The South Dakota Supreme Court deals a blow to victim's rights (Legislators, are you listening?)
Crime victims are not entitled to full replacement value for property that is damaged or destroyed, the South Dakota Supreme Court ruled Wednesday.Read it all here. And am I the only one who thinks that's crazy talk? This one is going to need to be fixed in the legislature, and fast.
The decision came in a Custer County case that involved Jerrold Ray Martin. He pleaded guilty last year to destroying property owned by Michael and Paula Kear of Buffalo Gap.
After Martin got into an argument with the couple at a bar, he went to their home and destroyed virtually everything in it on Christmas Eve 2004. Among things smashed and destroyed were bookcases, a computer, antique lamps, several guns, an aquarium, an oriental rug and a couch.
“None of the listed values were a reflection of fair market value, nor did they contain any diminution for wear and tear,” wrote Chris Beesley, Martin’s attorney.
The Kears are not owed the original prices they paid for things or current prices to replace them as new, Beesley continued.
The Supreme Court agreed, sending the issue back to Tice for refigured damages
Deputy Attorney General Craig Eichstadt had argued that restitution should place people in basically the same position as they were in before becoming crime victims.
“It would be unjust to force them to accept secondhand or substandard items as a replacement for their destroyed property,” the state lawyer wrote.
“The victims are not being unjustly enriched, but it would be unjust to force them to accept secondhand or substandard items as replacement for destroyed property,” Eichstadt added.
If, for example, I have a couple of juvenile delinquents in the neighborhood who lack for parenting, and they decide to come in and destroy my belongings, aside from making sure they're incarcerated, I'm going to turn in a claim for my property to my insurer.
I carry replacement value coverage for my property, so aside from my deductible, I'll be made whole.
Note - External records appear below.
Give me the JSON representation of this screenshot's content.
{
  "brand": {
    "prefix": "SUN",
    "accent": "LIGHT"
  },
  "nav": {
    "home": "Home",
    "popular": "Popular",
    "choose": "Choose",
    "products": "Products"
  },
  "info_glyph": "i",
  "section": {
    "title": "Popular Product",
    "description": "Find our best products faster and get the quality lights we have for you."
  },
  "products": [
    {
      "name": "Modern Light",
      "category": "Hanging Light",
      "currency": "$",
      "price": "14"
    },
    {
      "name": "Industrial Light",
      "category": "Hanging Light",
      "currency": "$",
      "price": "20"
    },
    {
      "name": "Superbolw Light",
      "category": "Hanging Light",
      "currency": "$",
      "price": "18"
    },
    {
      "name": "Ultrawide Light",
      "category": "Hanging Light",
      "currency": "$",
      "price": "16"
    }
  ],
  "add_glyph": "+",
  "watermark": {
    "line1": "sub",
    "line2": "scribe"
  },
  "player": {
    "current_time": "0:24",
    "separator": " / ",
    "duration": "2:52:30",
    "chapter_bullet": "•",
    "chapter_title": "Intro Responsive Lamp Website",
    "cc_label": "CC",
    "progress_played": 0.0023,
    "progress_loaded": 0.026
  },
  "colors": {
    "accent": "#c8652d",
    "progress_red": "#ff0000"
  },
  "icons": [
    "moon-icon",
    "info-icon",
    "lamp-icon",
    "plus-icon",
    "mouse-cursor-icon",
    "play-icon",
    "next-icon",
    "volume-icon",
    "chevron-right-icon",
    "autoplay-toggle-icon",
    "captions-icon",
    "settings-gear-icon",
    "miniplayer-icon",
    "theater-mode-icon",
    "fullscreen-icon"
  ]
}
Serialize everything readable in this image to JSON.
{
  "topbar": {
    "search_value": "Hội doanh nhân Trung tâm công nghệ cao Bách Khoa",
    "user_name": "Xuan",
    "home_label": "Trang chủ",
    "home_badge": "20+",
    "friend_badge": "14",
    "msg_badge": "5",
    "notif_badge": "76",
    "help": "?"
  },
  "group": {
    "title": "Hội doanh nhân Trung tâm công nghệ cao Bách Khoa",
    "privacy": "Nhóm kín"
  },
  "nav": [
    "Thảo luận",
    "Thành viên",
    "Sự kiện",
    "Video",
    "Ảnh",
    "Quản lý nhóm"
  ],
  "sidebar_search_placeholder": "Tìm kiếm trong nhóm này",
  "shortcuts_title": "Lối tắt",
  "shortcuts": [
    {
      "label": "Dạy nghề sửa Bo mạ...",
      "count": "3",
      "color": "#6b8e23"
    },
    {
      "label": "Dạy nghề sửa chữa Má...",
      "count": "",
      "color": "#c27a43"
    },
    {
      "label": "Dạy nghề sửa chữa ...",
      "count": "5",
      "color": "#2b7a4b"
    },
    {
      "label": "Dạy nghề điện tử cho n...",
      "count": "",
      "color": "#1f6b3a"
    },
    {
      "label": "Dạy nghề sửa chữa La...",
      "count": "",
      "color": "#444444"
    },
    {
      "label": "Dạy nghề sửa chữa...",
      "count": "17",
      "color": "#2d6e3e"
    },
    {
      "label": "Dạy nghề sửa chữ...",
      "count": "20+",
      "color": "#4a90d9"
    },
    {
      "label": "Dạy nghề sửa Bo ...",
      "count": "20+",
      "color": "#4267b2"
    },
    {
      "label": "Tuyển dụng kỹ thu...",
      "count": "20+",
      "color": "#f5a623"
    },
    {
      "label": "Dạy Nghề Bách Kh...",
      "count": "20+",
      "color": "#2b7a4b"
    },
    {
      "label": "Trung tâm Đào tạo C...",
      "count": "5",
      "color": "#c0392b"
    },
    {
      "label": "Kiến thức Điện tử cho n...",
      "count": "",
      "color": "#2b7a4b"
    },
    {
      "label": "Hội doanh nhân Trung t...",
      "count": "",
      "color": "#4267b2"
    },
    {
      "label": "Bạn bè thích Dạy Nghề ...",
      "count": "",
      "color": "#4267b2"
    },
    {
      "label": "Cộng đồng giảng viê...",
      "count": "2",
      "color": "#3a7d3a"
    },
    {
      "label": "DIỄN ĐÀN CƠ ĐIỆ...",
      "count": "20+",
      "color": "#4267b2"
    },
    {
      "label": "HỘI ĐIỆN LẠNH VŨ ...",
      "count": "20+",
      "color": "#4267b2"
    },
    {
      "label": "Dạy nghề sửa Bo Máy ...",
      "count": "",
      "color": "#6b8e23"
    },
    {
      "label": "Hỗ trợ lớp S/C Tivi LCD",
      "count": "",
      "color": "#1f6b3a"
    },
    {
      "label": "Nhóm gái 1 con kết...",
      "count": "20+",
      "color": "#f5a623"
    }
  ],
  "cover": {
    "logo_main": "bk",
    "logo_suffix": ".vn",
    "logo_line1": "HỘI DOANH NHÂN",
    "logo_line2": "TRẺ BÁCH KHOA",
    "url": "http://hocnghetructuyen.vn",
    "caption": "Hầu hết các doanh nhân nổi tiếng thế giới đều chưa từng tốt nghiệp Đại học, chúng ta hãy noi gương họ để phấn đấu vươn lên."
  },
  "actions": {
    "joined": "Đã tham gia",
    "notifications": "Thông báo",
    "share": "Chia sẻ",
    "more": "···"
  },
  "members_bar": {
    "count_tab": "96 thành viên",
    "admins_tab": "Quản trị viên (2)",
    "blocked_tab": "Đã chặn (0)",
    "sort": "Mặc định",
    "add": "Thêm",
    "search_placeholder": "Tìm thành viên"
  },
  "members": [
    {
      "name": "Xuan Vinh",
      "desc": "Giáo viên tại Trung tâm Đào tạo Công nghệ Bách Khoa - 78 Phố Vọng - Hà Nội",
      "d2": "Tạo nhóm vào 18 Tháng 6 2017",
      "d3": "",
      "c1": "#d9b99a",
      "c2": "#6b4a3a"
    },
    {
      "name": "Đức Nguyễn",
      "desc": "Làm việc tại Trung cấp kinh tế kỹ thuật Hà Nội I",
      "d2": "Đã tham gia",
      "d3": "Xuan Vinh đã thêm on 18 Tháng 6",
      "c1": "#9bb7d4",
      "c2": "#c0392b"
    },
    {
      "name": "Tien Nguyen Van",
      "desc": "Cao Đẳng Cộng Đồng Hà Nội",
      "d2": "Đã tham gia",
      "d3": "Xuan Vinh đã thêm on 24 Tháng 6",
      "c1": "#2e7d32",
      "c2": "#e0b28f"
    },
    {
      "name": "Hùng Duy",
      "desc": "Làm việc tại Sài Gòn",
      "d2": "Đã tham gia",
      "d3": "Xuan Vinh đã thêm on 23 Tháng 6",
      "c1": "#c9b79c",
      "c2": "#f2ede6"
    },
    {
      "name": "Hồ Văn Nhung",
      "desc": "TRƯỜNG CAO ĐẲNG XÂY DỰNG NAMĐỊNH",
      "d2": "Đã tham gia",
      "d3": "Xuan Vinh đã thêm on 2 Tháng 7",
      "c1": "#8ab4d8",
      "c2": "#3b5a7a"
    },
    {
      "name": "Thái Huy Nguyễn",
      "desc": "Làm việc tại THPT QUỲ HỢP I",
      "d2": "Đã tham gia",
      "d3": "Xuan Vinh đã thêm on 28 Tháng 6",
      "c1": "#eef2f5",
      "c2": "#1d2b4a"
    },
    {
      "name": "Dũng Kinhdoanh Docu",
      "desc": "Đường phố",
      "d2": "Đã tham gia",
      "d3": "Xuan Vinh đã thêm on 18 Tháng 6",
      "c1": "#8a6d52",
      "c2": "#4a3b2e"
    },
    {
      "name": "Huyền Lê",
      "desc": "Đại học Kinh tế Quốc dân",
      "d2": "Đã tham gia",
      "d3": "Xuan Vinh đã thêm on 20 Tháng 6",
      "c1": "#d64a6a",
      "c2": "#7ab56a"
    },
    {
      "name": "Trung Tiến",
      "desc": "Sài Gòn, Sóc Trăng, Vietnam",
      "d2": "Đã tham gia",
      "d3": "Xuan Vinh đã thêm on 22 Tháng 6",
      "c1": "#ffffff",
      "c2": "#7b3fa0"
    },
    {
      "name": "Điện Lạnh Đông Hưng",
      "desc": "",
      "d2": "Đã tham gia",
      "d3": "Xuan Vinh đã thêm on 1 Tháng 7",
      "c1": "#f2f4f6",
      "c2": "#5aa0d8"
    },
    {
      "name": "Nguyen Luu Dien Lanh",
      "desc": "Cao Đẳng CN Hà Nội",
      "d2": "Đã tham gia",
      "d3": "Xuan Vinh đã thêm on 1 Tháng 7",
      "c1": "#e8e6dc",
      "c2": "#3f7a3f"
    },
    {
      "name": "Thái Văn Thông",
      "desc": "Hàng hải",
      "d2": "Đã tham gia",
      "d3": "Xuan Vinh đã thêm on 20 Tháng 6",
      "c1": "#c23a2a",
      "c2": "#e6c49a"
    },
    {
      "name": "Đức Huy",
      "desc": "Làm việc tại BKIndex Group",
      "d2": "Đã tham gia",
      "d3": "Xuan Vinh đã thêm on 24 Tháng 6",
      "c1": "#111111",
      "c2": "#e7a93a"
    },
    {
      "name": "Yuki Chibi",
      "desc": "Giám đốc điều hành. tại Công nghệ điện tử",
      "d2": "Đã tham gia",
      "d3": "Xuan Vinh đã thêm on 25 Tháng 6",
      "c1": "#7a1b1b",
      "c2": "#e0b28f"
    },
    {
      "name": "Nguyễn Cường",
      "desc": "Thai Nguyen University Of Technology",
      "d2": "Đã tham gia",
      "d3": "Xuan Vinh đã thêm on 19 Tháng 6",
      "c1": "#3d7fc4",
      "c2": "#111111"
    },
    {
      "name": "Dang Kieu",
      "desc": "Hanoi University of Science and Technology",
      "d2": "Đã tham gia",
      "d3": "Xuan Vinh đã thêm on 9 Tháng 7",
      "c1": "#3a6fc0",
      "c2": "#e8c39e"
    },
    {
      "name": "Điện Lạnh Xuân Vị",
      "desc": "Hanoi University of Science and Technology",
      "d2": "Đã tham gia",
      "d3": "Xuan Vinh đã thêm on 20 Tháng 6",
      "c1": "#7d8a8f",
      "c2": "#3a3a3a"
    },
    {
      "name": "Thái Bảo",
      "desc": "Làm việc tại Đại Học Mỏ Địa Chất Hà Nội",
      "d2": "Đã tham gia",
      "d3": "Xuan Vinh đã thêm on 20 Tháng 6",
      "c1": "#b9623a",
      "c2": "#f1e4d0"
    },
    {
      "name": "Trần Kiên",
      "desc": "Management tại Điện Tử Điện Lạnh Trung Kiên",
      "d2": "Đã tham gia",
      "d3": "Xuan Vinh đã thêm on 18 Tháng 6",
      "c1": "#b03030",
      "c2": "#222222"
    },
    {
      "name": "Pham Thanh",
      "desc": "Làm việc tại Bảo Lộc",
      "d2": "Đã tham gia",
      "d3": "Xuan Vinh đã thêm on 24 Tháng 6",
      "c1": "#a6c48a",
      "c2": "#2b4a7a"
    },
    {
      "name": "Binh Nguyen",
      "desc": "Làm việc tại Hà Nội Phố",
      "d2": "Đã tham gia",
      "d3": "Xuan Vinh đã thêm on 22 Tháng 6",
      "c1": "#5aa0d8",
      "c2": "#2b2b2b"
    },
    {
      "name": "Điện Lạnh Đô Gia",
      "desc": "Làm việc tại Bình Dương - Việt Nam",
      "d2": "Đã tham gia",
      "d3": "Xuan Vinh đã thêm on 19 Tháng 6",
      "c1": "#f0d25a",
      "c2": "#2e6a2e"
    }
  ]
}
But now, it's my insurer (and their premium payers) who will be screwed. Because while they'll pay replacement to me, the State Supreme Court is saying that all they can possibly recover from the criminals is A.C.V. (Actual Cash Value), which can leave a huge gap that all premium payers will have to make up for in higher insurance premiums.
And what about the people who carry no insurance, or only actual cash value coverage? They're even worse off. Because now they won't at least have an insurer going to bat for them. And now they're going to be victimized twice.
While the court is noting that they can recover the actual cash value of the property, from spending several years as an investigator for the Division of Insurance, and over 15 years as an auctioneer (who has done personal property appraisals myself), I can tell you with first hand knowledge that while something might be worth "X" it is not a guarantee that you can find one of equal age and wear for that cost. So, while an adjuster or appraiser might value your big screen TV at $500 because of age and depreciation, just try to go buy one in Buffalo Gap (as the victims in this case were from) for that price. It isn't going to happen.
And so not only are they left without their property because of a crime, now they can't afford to replace it because of a system that is more interested in being fair to the criminal than the victim.
Believe me, as a member of a family being reimbursed over $160,000 (taken criminally) at the nominal rate of $250 a month, I've got plenty of issues with how victims are taken care of in South Dakota.
Hopefully legislators can fix this problem before many other victims are re-victimized by the system that's supposed to support them.